- **WHAT THE TASK ASKS**
Keep the pictures out of the copy and repeat the records exactly.
○ ○ ○
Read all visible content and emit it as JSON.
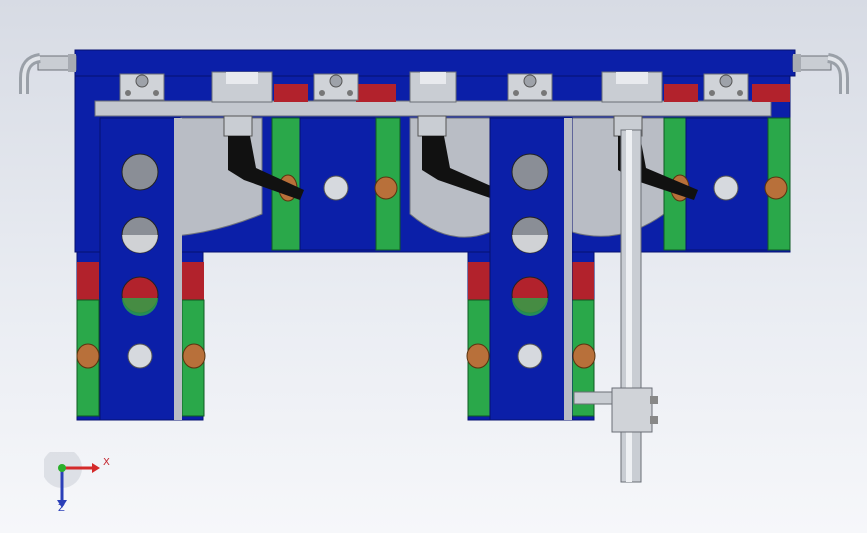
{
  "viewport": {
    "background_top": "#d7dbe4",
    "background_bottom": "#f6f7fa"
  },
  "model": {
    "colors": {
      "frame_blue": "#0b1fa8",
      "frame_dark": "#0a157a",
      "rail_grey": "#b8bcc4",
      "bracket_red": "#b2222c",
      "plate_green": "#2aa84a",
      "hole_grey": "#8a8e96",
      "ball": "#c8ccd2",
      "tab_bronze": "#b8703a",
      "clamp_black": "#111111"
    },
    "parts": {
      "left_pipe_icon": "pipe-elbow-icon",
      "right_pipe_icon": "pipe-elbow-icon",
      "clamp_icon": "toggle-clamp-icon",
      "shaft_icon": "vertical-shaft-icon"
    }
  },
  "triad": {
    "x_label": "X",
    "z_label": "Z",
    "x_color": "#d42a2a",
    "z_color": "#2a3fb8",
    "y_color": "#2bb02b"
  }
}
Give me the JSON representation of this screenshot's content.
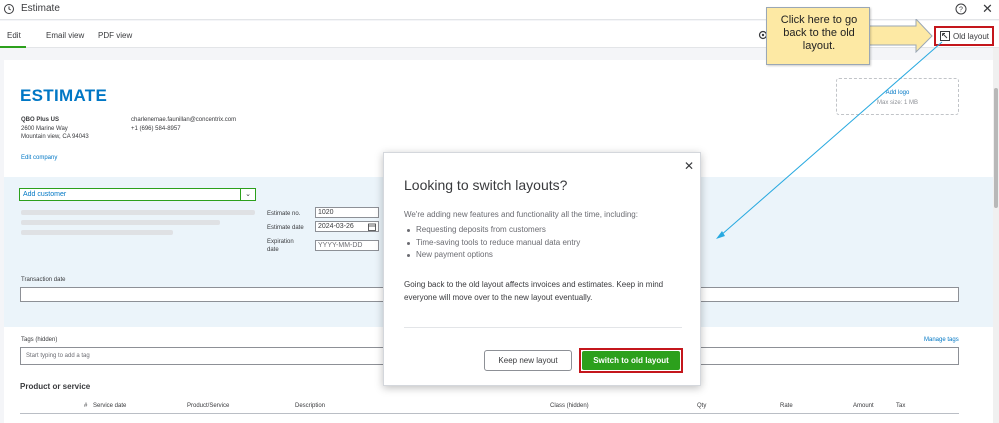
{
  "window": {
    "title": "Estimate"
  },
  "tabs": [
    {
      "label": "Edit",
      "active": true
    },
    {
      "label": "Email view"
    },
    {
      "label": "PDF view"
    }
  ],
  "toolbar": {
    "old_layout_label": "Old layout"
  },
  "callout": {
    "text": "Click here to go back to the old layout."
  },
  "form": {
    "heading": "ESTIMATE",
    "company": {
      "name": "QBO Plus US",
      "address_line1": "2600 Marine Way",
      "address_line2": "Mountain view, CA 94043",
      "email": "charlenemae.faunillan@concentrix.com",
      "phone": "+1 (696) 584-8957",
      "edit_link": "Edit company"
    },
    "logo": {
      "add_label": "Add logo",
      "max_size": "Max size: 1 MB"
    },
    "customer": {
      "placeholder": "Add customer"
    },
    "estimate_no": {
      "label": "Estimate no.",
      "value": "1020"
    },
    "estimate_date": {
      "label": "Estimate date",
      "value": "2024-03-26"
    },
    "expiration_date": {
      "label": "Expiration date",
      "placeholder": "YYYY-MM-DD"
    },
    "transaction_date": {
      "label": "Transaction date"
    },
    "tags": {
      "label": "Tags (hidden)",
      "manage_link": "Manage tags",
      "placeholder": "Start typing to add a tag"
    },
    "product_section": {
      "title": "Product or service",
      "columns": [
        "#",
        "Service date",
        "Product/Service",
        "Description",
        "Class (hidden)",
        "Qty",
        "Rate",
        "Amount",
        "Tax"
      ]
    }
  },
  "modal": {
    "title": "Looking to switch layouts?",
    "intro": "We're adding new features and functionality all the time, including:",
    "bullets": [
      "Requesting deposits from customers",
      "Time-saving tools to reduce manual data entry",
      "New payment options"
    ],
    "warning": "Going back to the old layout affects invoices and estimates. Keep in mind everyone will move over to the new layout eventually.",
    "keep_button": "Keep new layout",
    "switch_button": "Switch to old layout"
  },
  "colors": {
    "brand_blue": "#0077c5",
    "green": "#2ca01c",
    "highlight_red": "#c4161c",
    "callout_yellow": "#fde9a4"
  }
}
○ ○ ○
- **RESULT FOR THIS EXERCISE**
Read all visible content and emit it as JSON.
{
  "viewport": {
    "background_top": "#d7dbe4",
    "background_bottom": "#f6f7fa"
  },
  "model": {
    "colors": {
      "frame_blue": "#0b1fa8",
      "frame_dark": "#0a157a",
      "rail_grey": "#b8bcc4",
      "bracket_red": "#b2222c",
      "plate_green": "#2aa84a",
      "hole_grey": "#8a8e96",
      "ball": "#c8ccd2",
      "tab_bronze": "#b8703a",
      "clamp_black": "#111111"
    },
    "parts": {
      "left_pipe_icon": "pipe-elbow-icon",
      "right_pipe_icon": "pipe-elbow-icon",
      "clamp_icon": "toggle-clamp-icon",
      "shaft_icon": "vertical-shaft-icon"
    }
  },
  "triad": {
    "x_label": "X",
    "z_label": "Z",
    "x_color": "#d42a2a",
    "z_color": "#2a3fb8",
    "y_color": "#2bb02b"
  }
}
Give me the JSON representation of this screenshot's content.
{
  "window": {
    "title": "Estimate"
  },
  "tabs": [
    {
      "label": "Edit",
      "active": true
    },
    {
      "label": "Email view"
    },
    {
      "label": "PDF view"
    }
  ],
  "toolbar": {
    "old_layout_label": "Old layout"
  },
  "callout": {
    "text": "Click here to go back to the old layout."
  },
  "form": {
    "heading": "ESTIMATE",
    "company": {
      "name": "QBO Plus US",
      "address_line1": "2600 Marine Way",
      "address_line2": "Mountain view, CA 94043",
      "email": "charlenemae.faunillan@concentrix.com",
      "phone": "+1 (696) 584-8957",
      "edit_link": "Edit company"
    },
    "logo": {
      "add_label": "Add logo",
      "max_size": "Max size: 1 MB"
    },
    "customer": {
      "placeholder": "Add customer"
    },
    "estimate_no": {
      "label": "Estimate no.",
      "value": "1020"
    },
    "estimate_date": {
      "label": "Estimate date",
      "value": "2024-03-26"
    },
    "expiration_date": {
      "label": "Expiration date",
      "placeholder": "YYYY-MM-DD"
    },
    "transaction_date": {
      "label": "Transaction date"
    },
    "tags": {
      "label": "Tags (hidden)",
      "manage_link": "Manage tags",
      "placeholder": "Start typing to add a tag"
    },
    "product_section": {
      "title": "Product or service",
      "columns": [
        "#",
        "Service date",
        "Product/Service",
        "Description",
        "Class (hidden)",
        "Qty",
        "Rate",
        "Amount",
        "Tax"
      ]
    }
  },
  "modal": {
    "title": "Looking to switch layouts?",
    "intro": "We're adding new features and functionality all the time, including:",
    "bullets": [
      "Requesting deposits from customers",
      "Time-saving tools to reduce manual data entry",
      "New payment options"
    ],
    "warning": "Going back to the old layout affects invoices and estimates. Keep in mind everyone will move over to the new layout eventually.",
    "keep_button": "Keep new layout",
    "switch_button": "Switch to old layout"
  },
  "colors": {
    "brand_blue": "#0077c5",
    "green": "#2ca01c",
    "highlight_red": "#c4161c",
    "callout_yellow": "#fde9a4"
  }
}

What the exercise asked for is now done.